Yes, we're a little prolific with the food posts lately. Chalk it up to the time of year when the availability of fresh produce makes cooking and baking so enjoyable.
We picked up some plums on sale this week. I wait all year for fresh summer fruit and it disappears around here pretty quickly. So I had to make this pie right away because I'm sure that in a few days all the plums would be gone.
Family legend has it that my grandmother made the most wonderful plum pie. But by the time she baked it for me, her eyesight was poor and she'd fallen out of the habit of baking. Add to that the fact that she made her pie crust with olive oil and I begin to wonder if her plum pies weren't better in retrospect than actuality (a bit like camping trips).
The sad thing about fruit is that it's become increasingly hard to find any that taste good. Strike that. It's become increasingly hard to find any that tastes -- period. Organic produce around here is way beyond my means and I've not yet found a local source for plums. Peaches and apples, no problem. Plums, forget it.
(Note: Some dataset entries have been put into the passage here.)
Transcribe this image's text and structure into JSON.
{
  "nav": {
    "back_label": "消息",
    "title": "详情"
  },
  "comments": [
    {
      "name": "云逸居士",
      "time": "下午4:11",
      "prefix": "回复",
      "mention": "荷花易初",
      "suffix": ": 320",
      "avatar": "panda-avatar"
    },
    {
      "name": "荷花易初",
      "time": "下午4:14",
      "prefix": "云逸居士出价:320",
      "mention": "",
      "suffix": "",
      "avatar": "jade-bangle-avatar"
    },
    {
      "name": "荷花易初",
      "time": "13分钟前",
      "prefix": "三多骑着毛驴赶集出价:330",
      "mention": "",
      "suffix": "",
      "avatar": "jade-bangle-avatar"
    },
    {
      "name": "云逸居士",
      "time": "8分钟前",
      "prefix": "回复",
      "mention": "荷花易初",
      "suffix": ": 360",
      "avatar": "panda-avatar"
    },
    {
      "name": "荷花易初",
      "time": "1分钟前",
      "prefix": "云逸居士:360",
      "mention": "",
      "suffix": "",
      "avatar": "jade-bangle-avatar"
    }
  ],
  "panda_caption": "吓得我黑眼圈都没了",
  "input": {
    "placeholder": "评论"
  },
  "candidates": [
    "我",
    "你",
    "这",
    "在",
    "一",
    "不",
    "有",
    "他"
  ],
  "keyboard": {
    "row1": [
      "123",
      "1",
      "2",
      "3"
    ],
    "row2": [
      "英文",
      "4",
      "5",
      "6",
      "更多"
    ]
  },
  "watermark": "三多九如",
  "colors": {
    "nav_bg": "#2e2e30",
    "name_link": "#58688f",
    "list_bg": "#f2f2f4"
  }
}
Anyway, this was one of those tasteless grocery store buys that every once in awhile produces a good plum. Unfortunately, I wasn't so lucky with this batch, but I had hopes that the baking might bring out some flavor.
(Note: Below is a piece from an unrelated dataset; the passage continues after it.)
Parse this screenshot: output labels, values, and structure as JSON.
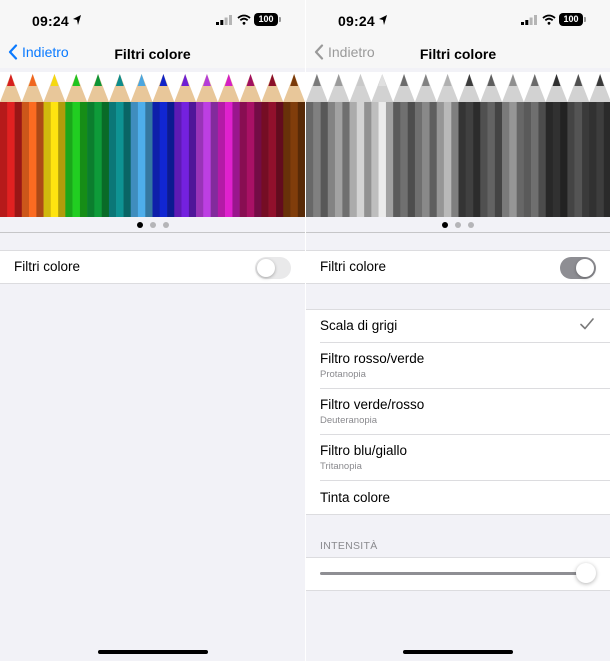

Well, anyway, that was the plan.
Appearance-wise, they were lovely (which seems to be the primary goal of grocery story produce -- all appearance and no substance. I'll leave you to make the obvious metaphorical connnections...)
Now, let's talk pie crusts.
There is a school of thought that says either you are a person who can make a wonderful pie crust or you are a person who cannot. Whenever someone tells me they can't make a pie crust -- excluding the people who say that because they don't want to make a pie but feel under some moral obligation that they should -- I tell them they're trying too hard.
There is a reason they call it "easy as pie." Crust too tough? You fiddled with it too much. Once the water is in, bring the dough together and let it alone in the fridge for awhile. So what if you can't get the rolled-out crust into the pie plate in one piece. Piece it together and seal it with your wet finger. No one is taking pictures for Bon Apetite. Pie is pie.
Besides, once you slap that sucker on a plate, no one is going to care that their slice isn't a perfect equilateral triangle; double so if you serve it with ice cream.
Of course, you can buy a passable ready-made pie crust, but here's my thought about that (yes, I have an opinion about pie crust): Making a pie crust is a little bit of a workout; all that cutting in and rolling out stretches some muscles and burns a few calories, making pie consumption a little more justifiable -- not the whole pie, mind you -- a nice, conservative piece. Anyway, that's what I tell myself.
So, for the record, for an 8-inch pie:
2 cups all-purpose flour
1 tsp. salt
3/4 c. vegetable shortening (or cold butter, if you are so inclined)
approx. 5 T. ice cold water
You know the drill: Mix the flour and salt. Cut in the shortening until the size of baby peas. Add water in tablespoon increments and stir with a fork just until dough comes together. Divide in half, wrap and refrigerate for 20 min. or so.
Roll out one half of the dough and place in pie plate. Dump in plum mixture and dot with 2 T. butter.
Roll out second half, top pie and crimp edges. If the fruit is particularly tart, I'll brush the top with milk and sprinkle on some sugar. Using a fork, stab the crust all over making steam vents (By family rule, I am required to form my stabs in the shape of the letter that the filling begins with, as if I'm churning out a large variety of pies on this particular day and won't be able to remember what this one is. I continue to do this because...well, I just do.)
Bake at 450 degrees F. for 10 minutes, drop the temperature to 350 degrees F. and bake for 40 to 45 min. more. Cool on a rack.
(This crust comes from the label of the Crisco shortening, which my mother copied down in her recipe file and we've always used. It's probably still on the label -- I never bothered to check)
Unfortunately, the crust was the best thing about this particular pie. Other than that, it could have been a styrofoam pie for all the flavor you could taste. But, I whipped up some cream and slapped it on top and everyone was satisfied but me.